THE strong bromance between X-Men co-stars Sir Ian McKellen and Sir Patrick Stewart cannot be denied.
The pair tweeted a lovely photo of themselves supping a pint at McSorley’s Old Ale House in New York’s East Village.
They are to star on Broadway together starting November 24, in both No Man’s Land and Samuel Beckett’s Waiting for Godot.
Speaking of their friendship, Sir Ian said: “We are the same actor, really. We’ve had the same career, really,” McKellen recently told CBS News. “So we’re peers. We’re equals. We’re not rivals.”
Their stage reunion will be welcome news to Sir Ian, who admitted that he broke down in tears when their 2009 production of Waiting for Godot came to an end, because he knew he’d miss his friend so much.
But the Lord of The Rings actor told CBS News that he wouldn’t have predicted such a strong friendship between the two men, as Sir Patrick is from Yorkshire, whilst he was raised in Wigan, Lancaster and Bolton.
He said: “I don’t normally take to Yorkshire.
“They can be very dour.
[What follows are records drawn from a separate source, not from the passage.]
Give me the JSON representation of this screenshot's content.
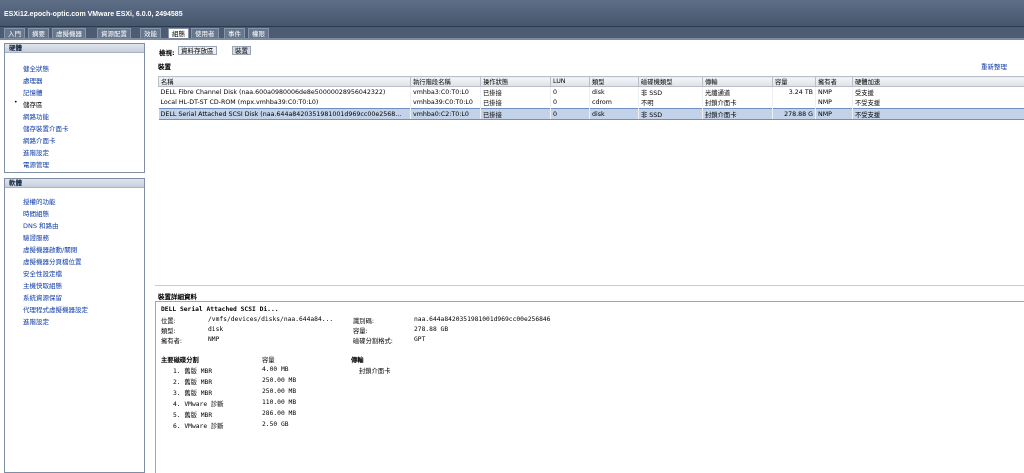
{
  "window": {
    "title": "ESXi12.epoch-optic.com VMware ESXi, 6.0.0, 2494585"
  },
  "tabs": [
    "入門",
    "摘要",
    "虛擬機器",
    "資源配置",
    "效能",
    "組態",
    "使用者",
    "事件",
    "權限"
  ],
  "hardware": {
    "header": "硬體",
    "items": [
      "健全狀態",
      "處理器",
      "記憶體",
      "儲存區",
      "網路功能",
      "儲存裝置介面卡",
      "網路介面卡",
      "進階設定",
      "電源管理"
    ],
    "current_index": 3
  },
  "software": {
    "header": "軟體",
    "items": [
      "授權的功能",
      "時間組態",
      "DNS 和路由",
      "驗證服務",
      "虛擬機器啟動/關閉",
      "虛擬機器分頁檔位置",
      "安全性設定檔",
      "主機快取組態",
      "系統資源保留",
      "代理程式虛擬機器設定",
      "進階設定"
    ]
  },
  "view": {
    "label": "檢視:",
    "buttons": [
      "資料存放區",
      "裝置"
    ],
    "selected": 1
  },
  "devices": {
    "heading": "裝置",
    "refresh": "重新整理",
    "columns": [
      "名稱",
      "執行階段名稱",
      "操作狀態",
      "LUN",
      "類型",
      "磁碟機類型",
      "傳輸",
      "容量",
      "擁有者",
      "硬體加速"
    ],
    "rows": [
      [
        "DELL Fibre Channel Disk (naa.600a0980006de8e50000028956042322)",
        "vmhba3:C0:T0:L0",
        "已掛接",
        "0",
        "disk",
        "非 SSD",
        "光纖通道",
        "3.24 TB",
        "NMP",
        "受支援"
      ],
      [
        "Local HL-DT-ST CD-ROM (mpx.vmhba39:C0:T0:L0)",
        "vmhba39:C0:T0:L0",
        "已掛接",
        "0",
        "cdrom",
        "不明",
        "封鎖介面卡",
        "",
        "NMP",
        "不受支援"
      ],
      [
        "DELL Serial Attached SCSI Disk (naa.644a8420351981001d969cc00e2568...",
        "vmhba0:C2:T0:L0",
        "已掛接",
        "0",
        "disk",
        "非 SSD",
        "封鎖介面卡",
        "278.88 G",
        "NMP",
        "不受支援"
      ]
    ],
    "selected_row": 2
  },
  "details": {
    "heading": "裝置詳細資料",
    "device_name": "DELL Serial Attached SCSI Di...",
    "location_label": "位置:",
    "location_value": "/vmfs/devices/disks/naa.644a84...",
    "type_label": "類型:",
    "type_value": "disk",
    "owner_label": "擁有者:",
    "owner_value": "NMP",
    "id_label": "識別碼:",
    "id_value": "naa.644a8420351981001d969cc00e256846",
    "capacity_label": "容量:",
    "capacity_value": "278.88 GB",
    "format_label": "磁碟分割格式:",
    "format_value": "GPT",
    "partitions_heading": "主要磁碟分割",
    "capacity_col_heading": "容量",
    "partitions": [
      {
        "name": "1. 舊版 MBR",
        "size": "4.00 MB"
      },
      {
        "name": "2. 舊版 MBR",
        "size": "250.00 MB"
      },
      {
        "name": "3. 舊版 MBR",
        "size": "250.00 MB"
      },
      {
        "name": "4. VMware 診斷",
        "size": "110.00 MB"
      },
      {
        "name": "5. 舊版 MBR",
        "size": "286.00 MB"
      },
      {
        "name": "6. VMware 診斷",
        "size": "2.50 GB"
      }
    ],
    "transport_heading": "傳輸",
    "transport_value": "封鎖介面卡"
  }
}
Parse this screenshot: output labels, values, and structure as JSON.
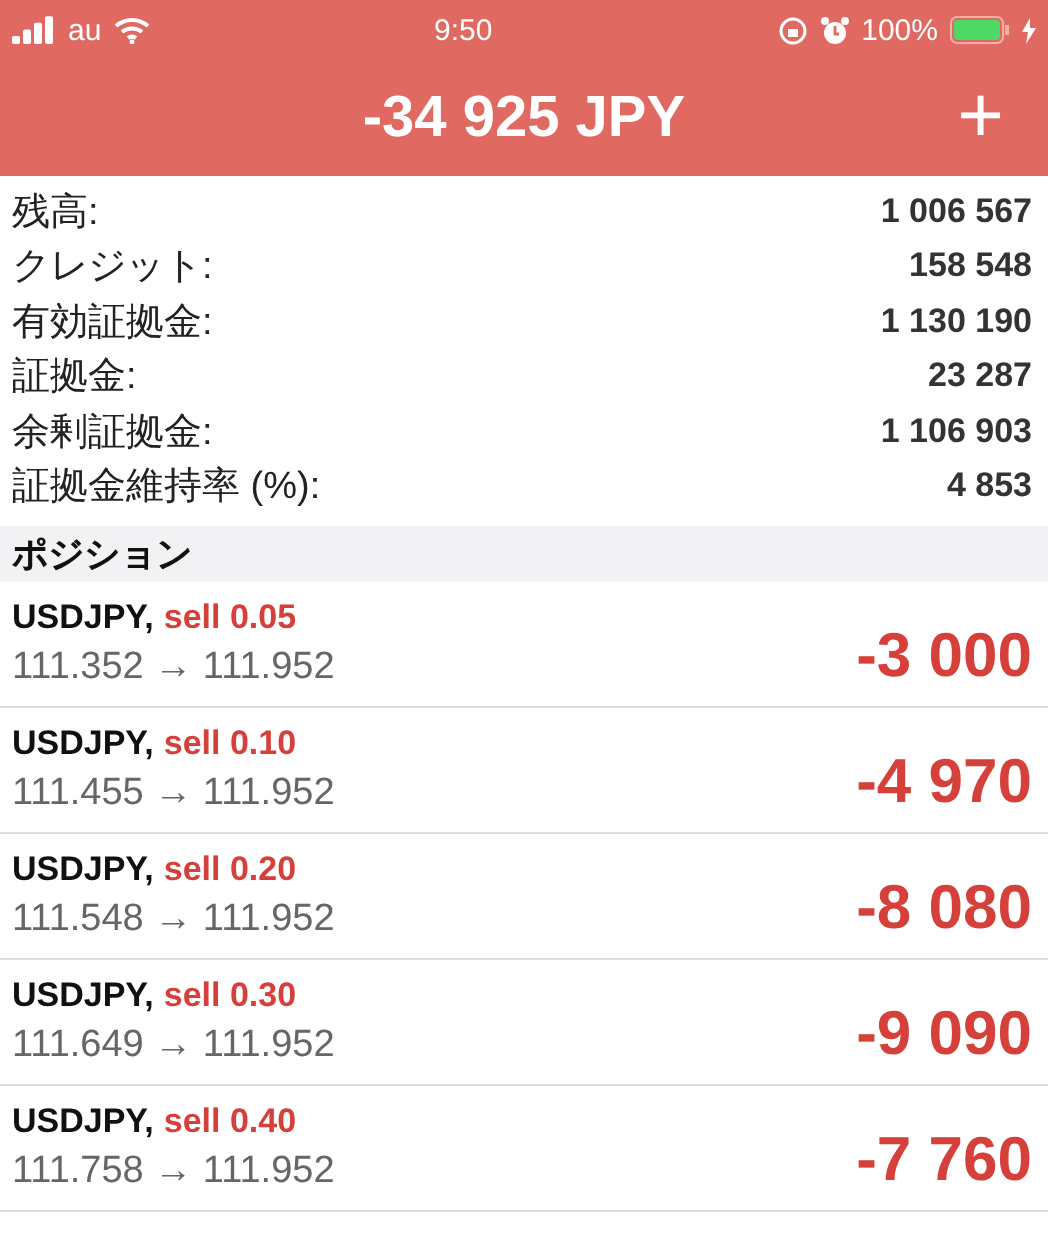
{
  "status_bar": {
    "carrier": "au",
    "time": "9:50",
    "battery": "100%"
  },
  "header": {
    "title": "-34 925 JPY",
    "action": "+"
  },
  "summary": [
    {
      "label": "残高:",
      "value": "1 006 567"
    },
    {
      "label": "クレジット:",
      "value": "158 548"
    },
    {
      "label": "有効証拠金:",
      "value": "1 130 190"
    },
    {
      "label": "証拠金:",
      "value": "23 287"
    },
    {
      "label": "余剰証拠金:",
      "value": "1 106 903"
    },
    {
      "label": "証拠金維持率 (%):",
      "value": "4 853"
    }
  ],
  "positions_section": {
    "title": "ポジション"
  },
  "positions": [
    {
      "symbol": "USDJPY,",
      "order": "sell 0.05",
      "prices": "111.352 → 111.952",
      "profit": "-3 000"
    },
    {
      "symbol": "USDJPY,",
      "order": "sell 0.10",
      "prices": "111.455 → 111.952",
      "profit": "-4 970"
    },
    {
      "symbol": "USDJPY,",
      "order": "sell 0.20",
      "prices": "111.548 → 111.952",
      "profit": "-8 080"
    },
    {
      "symbol": "USDJPY,",
      "order": "sell 0.30",
      "prices": "111.649 → 111.952",
      "profit": "-9 090"
    },
    {
      "symbol": "USDJPY,",
      "order": "sell 0.40",
      "prices": "111.758 → 111.952",
      "profit": "-7 760"
    }
  ]
}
And they can be very stubborn.”
“Lancastrians, like me, are chippy. And happy. And like to get on with everybody.
“Yorkshire people have to be dealt with.”
And Sir Patrick added: “I have to agree with everything he says. There is a famous saying, ‘You can always tell a Yorkshireman but you can’t tell him much.’”
Sir Ian recently performed the marriage ceremony between the Star Trek actor and his wife, Sunny Ozell.
And the openly-gay actor even joked about marrying his fellow Lord of The Rings star, Cate Blanchett, as they had a lot in common.
He laughed: “Her husband doesn’t know, but she and I are going to get married quite soon. Which will surprise a lot of people,
“But you see, we only met at a party during the making of The Lord of the Rings, we weren’t on screen together.
“We were on screen together but we didn’t meet. Here [on The Hobbit], we had a whole week, or maybe two. “That was a thrill because she’s a great screen actor and a very congenial person, for me. She’s based in theatre.
“That’s her main job at the moment, running a theatre.
“So there wasn’t a moment that we didn’t have stuff to talk about.”